In other words, the targeting of the ACE2 receptor by IFNs means that virally induced rises in IFNs aimed at recruiting more immune cells also cause the ACE2 expression to rise, which could potentially worsen the infection.
The baseline levels of immune cells are, therefore, more important in preventing hyperactivation of the immune response in COVID-19 than in inducing immune reactions to other viruses.
What does the study show?
The study shows that there is a negative correlation between ACE2 expression and the levels of CD8 T cells, resting and activated NK cells, and M1 macrophages.

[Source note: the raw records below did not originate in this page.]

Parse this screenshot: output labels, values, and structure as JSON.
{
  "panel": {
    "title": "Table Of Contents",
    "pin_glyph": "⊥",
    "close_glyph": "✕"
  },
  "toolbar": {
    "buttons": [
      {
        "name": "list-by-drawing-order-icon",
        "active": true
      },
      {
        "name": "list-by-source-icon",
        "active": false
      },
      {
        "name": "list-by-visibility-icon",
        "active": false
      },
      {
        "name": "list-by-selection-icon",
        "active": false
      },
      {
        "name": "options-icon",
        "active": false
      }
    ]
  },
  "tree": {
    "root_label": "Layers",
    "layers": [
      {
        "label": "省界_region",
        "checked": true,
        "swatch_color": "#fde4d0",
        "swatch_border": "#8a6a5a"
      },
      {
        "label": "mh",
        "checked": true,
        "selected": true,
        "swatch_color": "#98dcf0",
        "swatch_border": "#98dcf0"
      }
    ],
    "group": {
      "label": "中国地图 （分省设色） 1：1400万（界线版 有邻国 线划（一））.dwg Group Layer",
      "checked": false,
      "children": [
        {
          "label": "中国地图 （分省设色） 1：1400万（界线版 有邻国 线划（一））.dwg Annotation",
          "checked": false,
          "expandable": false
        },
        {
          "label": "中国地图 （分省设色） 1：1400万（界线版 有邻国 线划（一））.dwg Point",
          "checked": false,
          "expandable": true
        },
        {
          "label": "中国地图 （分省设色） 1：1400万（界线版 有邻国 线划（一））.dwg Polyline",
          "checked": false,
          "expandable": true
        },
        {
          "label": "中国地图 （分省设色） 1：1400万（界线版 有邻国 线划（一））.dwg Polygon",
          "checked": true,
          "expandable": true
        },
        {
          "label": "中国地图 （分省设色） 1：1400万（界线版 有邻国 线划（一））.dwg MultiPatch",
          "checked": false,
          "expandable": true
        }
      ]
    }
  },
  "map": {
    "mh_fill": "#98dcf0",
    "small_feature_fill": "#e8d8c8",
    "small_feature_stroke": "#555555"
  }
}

The other white cells did not show this relationship.
Overall, most white cells that are involved in antiviral immunity are found at low levels in those lung tissues that have high ACE2 expression.
Both the number and functional status of the ‘early responder’ cytotoxic T cells are reduced significantly in the current infection. CD8 T cells in peripheral blood are reduced and functionally exhausted in patients with COVID-19, especially in older and sicker patients. Low CD8 T cells are associated with reduced survival.
NK cells are the first responders that recognize and clear virally-infected cells stimulated by cytokines or antibodies, or if the infected cells express induced-self ligands or viral antigens. However, in the early stages of COVID-19, the infected cells are ominously quiet concerning the induction of pro-inflammatory signals. Later on, the NK cell count drops, and the cells themselves show evidence of exhaustion.
Post-infection, the innate immune system needs to be activated rapidly to eliminate the infective agent, typically by the release of inflammatory chemicals from infected cells. However, this reaction is typically not seen in the infected lung tissue, which fails to stimulate the production of several important molecules that would attract other immune cells to the fight.
The study concludes, “The link that we identified between high baseline ACE2 expression and reduced cytotoxic lymphocyte levels in human lung tissue prior to SARS-CoV-2 infection is striking. This may predict the long-term outcome of individuals infected with COVID-19.”
bioRxiv publishes preliminary scientific reports that are not peer-reviewed and, therefore, not be regarded as conclusive, guide clinical practice/health-related behavior, or treated as established information.
- Dujif, P. H. G. (2020). Baseline Pulmonary Levels of CD8+ T Cells and NK Cells Inversely Correlate with Expression of the SARS-Cov-2 Entry Receptor ACE2. bioRxiv preprint. doi: https://doi.org/10.1101/2020.05.04.075291.